PROBLEM DETAILS:
Write out the entries once more, exactly as they appear.

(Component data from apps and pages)
- - - -

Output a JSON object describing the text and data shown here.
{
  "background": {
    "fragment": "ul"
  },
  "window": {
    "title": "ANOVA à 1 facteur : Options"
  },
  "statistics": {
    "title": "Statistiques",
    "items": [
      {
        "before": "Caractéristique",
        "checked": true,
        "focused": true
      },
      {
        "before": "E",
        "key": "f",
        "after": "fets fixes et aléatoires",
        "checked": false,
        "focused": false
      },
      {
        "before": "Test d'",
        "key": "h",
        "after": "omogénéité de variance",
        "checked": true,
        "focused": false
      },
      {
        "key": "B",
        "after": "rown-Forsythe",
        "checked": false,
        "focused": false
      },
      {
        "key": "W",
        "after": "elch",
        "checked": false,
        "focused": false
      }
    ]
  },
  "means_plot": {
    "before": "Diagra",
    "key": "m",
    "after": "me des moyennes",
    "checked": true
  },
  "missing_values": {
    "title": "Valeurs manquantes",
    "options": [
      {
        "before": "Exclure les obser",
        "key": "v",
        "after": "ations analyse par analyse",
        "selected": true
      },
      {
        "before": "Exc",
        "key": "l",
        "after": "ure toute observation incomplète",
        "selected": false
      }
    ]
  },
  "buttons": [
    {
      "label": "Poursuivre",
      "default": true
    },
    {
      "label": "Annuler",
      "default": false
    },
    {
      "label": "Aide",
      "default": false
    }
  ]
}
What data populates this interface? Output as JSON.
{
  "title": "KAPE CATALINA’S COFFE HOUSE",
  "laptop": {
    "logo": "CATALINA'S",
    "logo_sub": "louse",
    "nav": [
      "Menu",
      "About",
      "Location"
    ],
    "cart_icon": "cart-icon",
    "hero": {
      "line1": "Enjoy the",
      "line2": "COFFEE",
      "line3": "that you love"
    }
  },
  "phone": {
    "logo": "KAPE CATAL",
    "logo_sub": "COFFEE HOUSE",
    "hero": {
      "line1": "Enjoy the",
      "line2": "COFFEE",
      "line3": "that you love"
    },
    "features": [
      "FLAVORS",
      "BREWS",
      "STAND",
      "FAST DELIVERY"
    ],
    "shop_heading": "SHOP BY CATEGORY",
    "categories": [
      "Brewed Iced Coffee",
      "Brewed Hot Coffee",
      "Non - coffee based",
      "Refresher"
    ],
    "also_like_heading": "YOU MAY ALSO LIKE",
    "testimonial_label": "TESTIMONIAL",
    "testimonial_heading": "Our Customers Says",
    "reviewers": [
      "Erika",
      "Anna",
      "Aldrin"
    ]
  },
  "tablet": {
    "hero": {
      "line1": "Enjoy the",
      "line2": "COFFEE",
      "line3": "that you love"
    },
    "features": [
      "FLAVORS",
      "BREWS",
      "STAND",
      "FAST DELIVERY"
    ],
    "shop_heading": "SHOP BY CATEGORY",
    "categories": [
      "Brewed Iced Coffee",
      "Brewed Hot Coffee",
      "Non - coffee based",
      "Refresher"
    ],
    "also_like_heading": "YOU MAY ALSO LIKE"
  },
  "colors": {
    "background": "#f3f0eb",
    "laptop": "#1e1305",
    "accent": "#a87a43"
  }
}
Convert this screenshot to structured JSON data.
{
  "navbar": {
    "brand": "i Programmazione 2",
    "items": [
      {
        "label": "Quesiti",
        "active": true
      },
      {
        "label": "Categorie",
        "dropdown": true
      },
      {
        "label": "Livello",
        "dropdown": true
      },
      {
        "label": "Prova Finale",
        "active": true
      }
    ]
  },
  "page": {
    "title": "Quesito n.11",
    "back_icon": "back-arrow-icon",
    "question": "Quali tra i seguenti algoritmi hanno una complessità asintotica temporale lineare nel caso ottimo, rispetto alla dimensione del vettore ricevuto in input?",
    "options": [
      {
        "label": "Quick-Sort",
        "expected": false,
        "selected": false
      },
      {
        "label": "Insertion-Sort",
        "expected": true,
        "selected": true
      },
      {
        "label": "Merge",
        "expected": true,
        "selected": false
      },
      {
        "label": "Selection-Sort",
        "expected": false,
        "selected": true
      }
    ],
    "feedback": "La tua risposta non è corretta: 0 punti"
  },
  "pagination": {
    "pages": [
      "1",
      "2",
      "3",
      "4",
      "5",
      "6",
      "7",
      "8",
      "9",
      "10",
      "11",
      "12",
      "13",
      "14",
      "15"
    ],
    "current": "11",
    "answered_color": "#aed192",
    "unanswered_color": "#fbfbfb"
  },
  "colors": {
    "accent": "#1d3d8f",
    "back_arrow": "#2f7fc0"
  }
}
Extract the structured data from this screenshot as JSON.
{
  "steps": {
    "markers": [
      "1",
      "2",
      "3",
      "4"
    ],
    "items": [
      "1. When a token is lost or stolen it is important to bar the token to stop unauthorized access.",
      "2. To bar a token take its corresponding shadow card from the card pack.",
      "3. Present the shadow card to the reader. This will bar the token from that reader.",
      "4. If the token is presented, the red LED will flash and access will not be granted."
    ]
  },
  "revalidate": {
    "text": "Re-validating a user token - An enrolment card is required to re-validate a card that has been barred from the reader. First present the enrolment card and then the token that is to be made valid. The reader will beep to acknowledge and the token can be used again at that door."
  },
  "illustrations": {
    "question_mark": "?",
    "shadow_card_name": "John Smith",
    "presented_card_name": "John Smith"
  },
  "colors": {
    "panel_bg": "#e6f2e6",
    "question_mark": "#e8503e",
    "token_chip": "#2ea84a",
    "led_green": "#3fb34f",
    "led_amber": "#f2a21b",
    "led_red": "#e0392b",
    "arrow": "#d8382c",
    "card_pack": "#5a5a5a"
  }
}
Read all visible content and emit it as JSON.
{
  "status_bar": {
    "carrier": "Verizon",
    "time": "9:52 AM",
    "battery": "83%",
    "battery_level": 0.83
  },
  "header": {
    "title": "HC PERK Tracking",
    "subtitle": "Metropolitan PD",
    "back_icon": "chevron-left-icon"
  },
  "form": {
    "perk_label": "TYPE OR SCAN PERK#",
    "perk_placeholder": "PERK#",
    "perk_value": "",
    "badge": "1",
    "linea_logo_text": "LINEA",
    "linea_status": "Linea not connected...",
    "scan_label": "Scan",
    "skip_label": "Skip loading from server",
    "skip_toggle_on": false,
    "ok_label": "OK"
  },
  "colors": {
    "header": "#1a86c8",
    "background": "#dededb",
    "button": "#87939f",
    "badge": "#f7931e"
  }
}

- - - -

EXPECTED ANSWER:
Output a JSON object describing the text and data shown here.
{
  "background": {
    "fragment": "ul"
  },
  "window": {
    "title": "ANOVA à 1 facteur : Options"
  },
  "statistics": {
    "title": "Statistiques",
    "items": [
      {
        "before": "Caractéristique",
        "checked": true,
        "focused": true
      },
      {
        "before": "E",
        "key": "f",
        "after": "fets fixes et aléatoires",
        "checked": false,
        "focused": false
      },
      {
        "before": "Test d'",
        "key": "h",
        "after": "omogénéité de variance",
        "checked": true,
        "focused": false
      },
      {
        "key": "B",
        "after": "rown-Forsythe",
        "checked": false,
        "focused": false
      },
      {
        "key": "W",
        "after": "elch",
        "checked": false,
        "focused": false
      }
    ]
  },
  "means_plot": {
    "before": "Diagra",
    "key": "m",
    "after": "me des moyennes",
    "checked": true
  },
  "missing_values": {
    "title": "Valeurs manquantes",
    "options": [
      {
        "before": "Exclure les obser",
        "key": "v",
        "after": "ations analyse par analyse",
        "selected": true
      },
      {
        "before": "Exc",
        "key": "l",
        "after": "ure toute observation incomplète",
        "selected": false
      }
    ]
  },
  "buttons": [
    {
      "label": "Poursuivre",
      "default": true
    },
    {
      "label": "Annuler",
      "default": false
    },
    {
      "label": "Aide",
      "default": false
    }
  ]
}
What data populates this interface? Output as JSON.
{
  "title": "KAPE CATALINA’S COFFE HOUSE",
  "laptop": {
    "logo": "CATALINA'S",
    "logo_sub": "louse",
    "nav": [
      "Menu",
      "About",
      "Location"
    ],
    "cart_icon": "cart-icon",
    "hero": {
      "line1": "Enjoy the",
      "line2": "COFFEE",
      "line3": "that you love"
    }
  },
  "phone": {
    "logo": "KAPE CATAL",
    "logo_sub": "COFFEE HOUSE",
    "hero": {
      "line1": "Enjoy the",
      "line2": "COFFEE",
      "line3": "that you love"
    },
    "features": [
      "FLAVORS",
      "BREWS",
      "STAND",
      "FAST DELIVERY"
    ],
    "shop_heading": "SHOP BY CATEGORY",
    "categories": [
      "Brewed Iced Coffee",
      "Brewed Hot Coffee",
      "Non - coffee based",
      "Refresher"
    ],
    "also_like_heading": "YOU MAY ALSO LIKE",
    "testimonial_label": "TESTIMONIAL",
    "testimonial_heading": "Our Customers Says",
    "reviewers": [
      "Erika",
      "Anna",
      "Aldrin"
    ]
  },
  "tablet": {
    "hero": {
      "line1": "Enjoy the",
      "line2": "COFFEE",
      "line3": "that you love"
    },
    "features": [
      "FLAVORS",
      "BREWS",
      "STAND",
      "FAST DELIVERY"
    ],
    "shop_heading": "SHOP BY CATEGORY",
    "categories": [
      "Brewed Iced Coffee",
      "Brewed Hot Coffee",
      "Non - coffee based",
      "Refresher"
    ],
    "also_like_heading": "YOU MAY ALSO LIKE"
  },
  "colors": {
    "background": "#f3f0eb",
    "laptop": "#1e1305",
    "accent": "#a87a43"
  }
}
Convert this screenshot to structured JSON data.
{
  "navbar": {
    "brand": "i Programmazione 2",
    "items": [
      {
        "label": "Quesiti",
        "active": true
      },
      {
        "label": "Categorie",
        "dropdown": true
      },
      {
        "label": "Livello",
        "dropdown": true
      },
      {
        "label": "Prova Finale",
        "active": true
      }
    ]
  },
  "page": {
    "title": "Quesito n.11",
    "back_icon": "back-arrow-icon",
    "question": "Quali tra i seguenti algoritmi hanno una complessità asintotica temporale lineare nel caso ottimo, rispetto alla dimensione del vettore ricevuto in input?",
    "options": [
      {
        "label": "Quick-Sort",
        "expected": false,
        "selected": false
      },
      {
        "label": "Insertion-Sort",
        "expected": true,
        "selected": true
      },
      {
        "label": "Merge",
        "expected": true,
        "selected": false
      },
      {
        "label": "Selection-Sort",
        "expected": false,
        "selected": true
      }
    ],
    "feedback": "La tua risposta non è corretta: 0 punti"
  },
  "pagination": {
    "pages": [
      "1",
      "2",
      "3",
      "4",
      "5",
      "6",
      "7",
      "8",
      "9",
      "10",
      "11",
      "12",
      "13",
      "14",
      "15"
    ],
    "current": "11",
    "answered_color": "#aed192",
    "unanswered_color": "#fbfbfb"
  },
  "colors": {
    "accent": "#1d3d8f",
    "back_arrow": "#2f7fc0"
  }
}
Extract the structured data from this screenshot as JSON.
{
  "steps": {
    "markers": [
      "1",
      "2",
      "3",
      "4"
    ],
    "items": [
      "1. When a token is lost or stolen it is important to bar the token to stop unauthorized access.",
      "2. To bar a token take its corresponding shadow card from the card pack.",
      "3. Present the shadow card to the reader. This will bar the token from that reader.",
      "4. If the token is presented, the red LED will flash and access will not be granted."
    ]
  },
  "revalidate": {
    "text": "Re-validating a user token - An enrolment card is required to re-validate a card that has been barred from the reader. First present the enrolment card and then the token that is to be made valid. The reader will beep to acknowledge and the token can be used again at that door."
  },
  "illustrations": {
    "question_mark": "?",
    "shadow_card_name": "John Smith",
    "presented_card_name": "John Smith"
  },
  "colors": {
    "panel_bg": "#e6f2e6",
    "question_mark": "#e8503e",
    "token_chip": "#2ea84a",
    "led_green": "#3fb34f",
    "led_amber": "#f2a21b",
    "led_red": "#e0392b",
    "arrow": "#d8382c",
    "card_pack": "#5a5a5a"
  }
}
Read all visible content and emit it as JSON.
{
  "status_bar": {
    "carrier": "Verizon",
    "time": "9:52 AM",
    "battery": "83%",
    "battery_level": 0.83
  },
  "header": {
    "title": "HC PERK Tracking",
    "subtitle": "Metropolitan PD",
    "back_icon": "chevron-left-icon"
  },
  "form": {
    "perk_label": "TYPE OR SCAN PERK#",
    "perk_placeholder": "PERK#",
    "perk_value": "",
    "badge": "1",
    "linea_logo_text": "LINEA",
    "linea_status": "Linea not connected...",
    "scan_label": "Scan",
    "skip_label": "Skip loading from server",
    "skip_toggle_on": false,
    "ok_label": "OK"
  },
  "colors": {
    "header": "#1a86c8",
    "background": "#dededb",
    "button": "#87939f",
    "badge": "#f7931e"
  }
}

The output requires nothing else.